  1. When I view this painting of the six persimmons I am struck by two aspects. The first aspect is the natural simplicity of the lines depicting the varying qualities of the persimmons. This simplicity may appear easy but in fact is quite difficult to master. These brushstrokes are akin to calligraphy. To many practitioners of Chinese calligraphy it is believed that the artist’s inner character and spirit is reflected in every stroke and nuance of the brush. If there are any mental or emotional ripples they are revealed in the brush strokes. This medium is unforgiving as there are no means of erasing or covering up an unwanted stroke. Hence to achieve this level of natural simplicity requires much more than a high degree of technical or even artistic expertise. It requires deep inner stillness. I feel this inner stillness expressed in the painting. David points out the gradation or depth of colour of the persimmons from the “no colour” of the outer persimmons to the grey tones of the middle ones and finally the dark black of the single centre one. He asks us to see the inherent circular movement from the un-manifested formlessness to the manifested dimension of form, and the return movement back to formlessness.“ Those six simple pieces of fruit portray nothing less than the actual act of creation.”

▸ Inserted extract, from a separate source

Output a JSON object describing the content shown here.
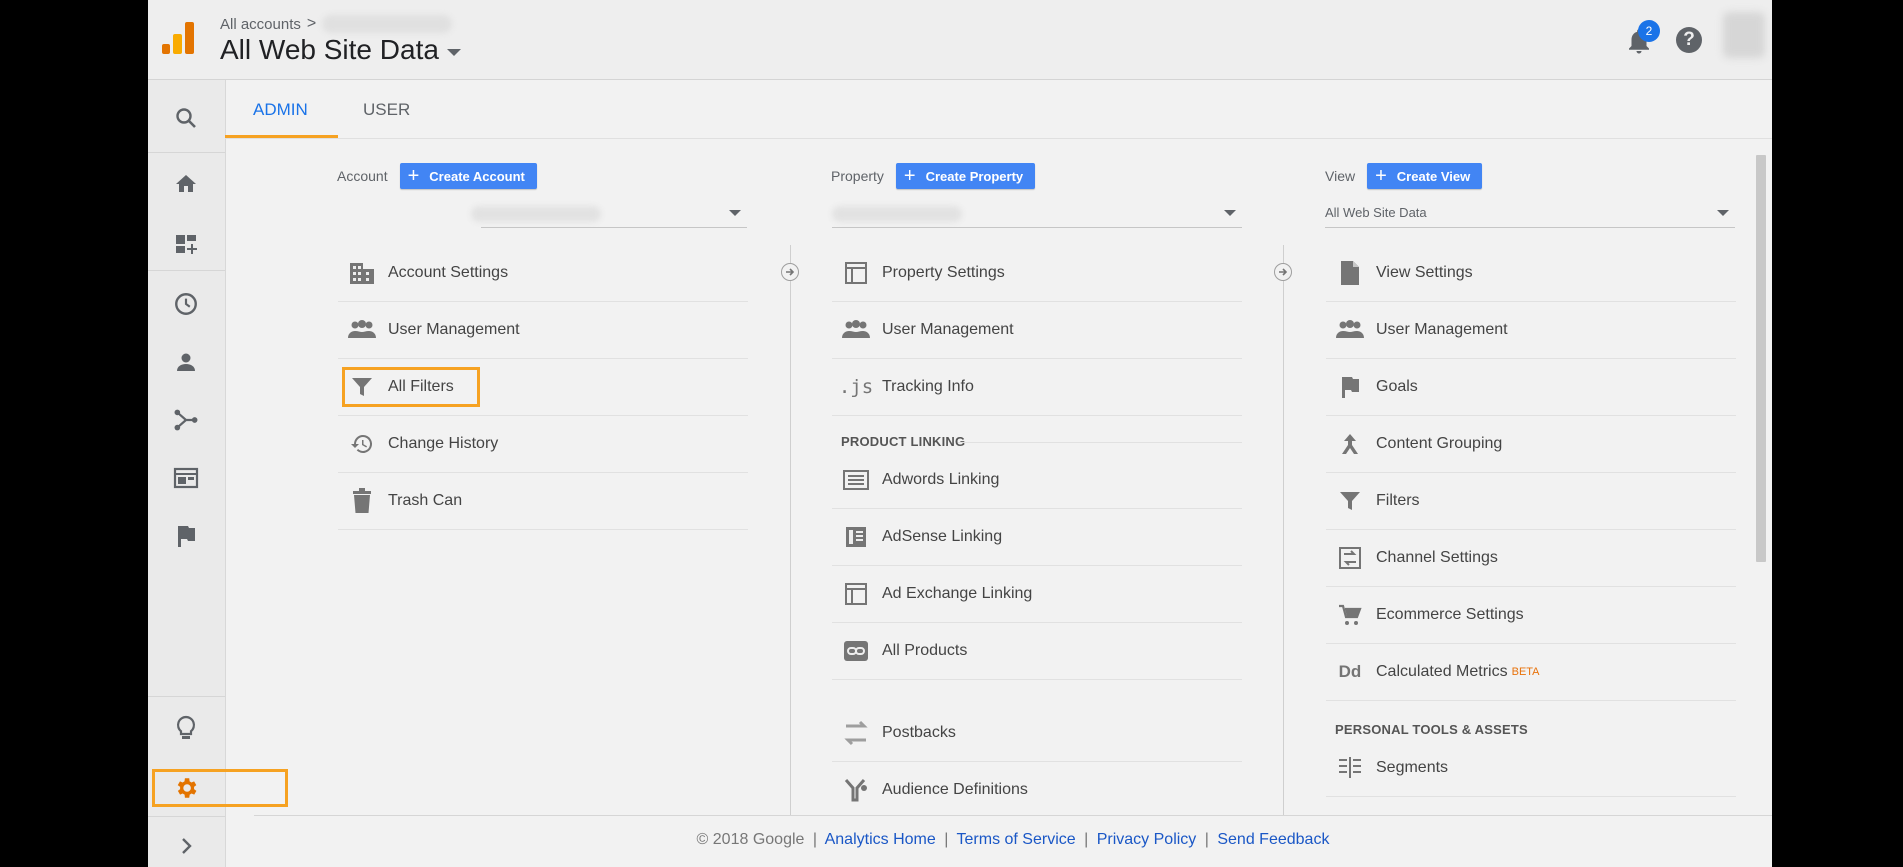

    Emptiness, or clear space, is the other aspect that this painting brings attention to. Most of the painting is indeed empty space! The emptiness is not the emptiness of desolation, but expresses the limitless and unconditioned essence that is within creation. It is that which cannot be defined or described. It is the underlying background oneness from which all forms of creation arise and eventually dissolve into. Thank you greatly David for sharing this beautiful and timeless work of art and expression of spirit by Mu Qi, and for your truly insightful and perceptive comments.

  2. Thank you for such an erudite comment, Joseph, and I am delighted that you clearly enjoy this painting as much as I do! The phrase you choose - that the medium of pen and ink is 'unforgiving' - is very apt. Mu Qi's absolute confidence of line suggests that he was in a meditative state before executing the work: his own mind was clear and still, and poised for the unconscious to conscious creative movement, which is exactly what his painting portrays.

    Your further comments about the empty space of the composition also make clear that there are different kinds of 'emptiness'. The space in the painting is not a negative emptiness, but an active state, full of creative potential. This simple quality is what to me connects Mu Qi's masterpiece to the cosmic. to the creative potential of all things, and the 'Sophia's Mirror' from which these things emerge.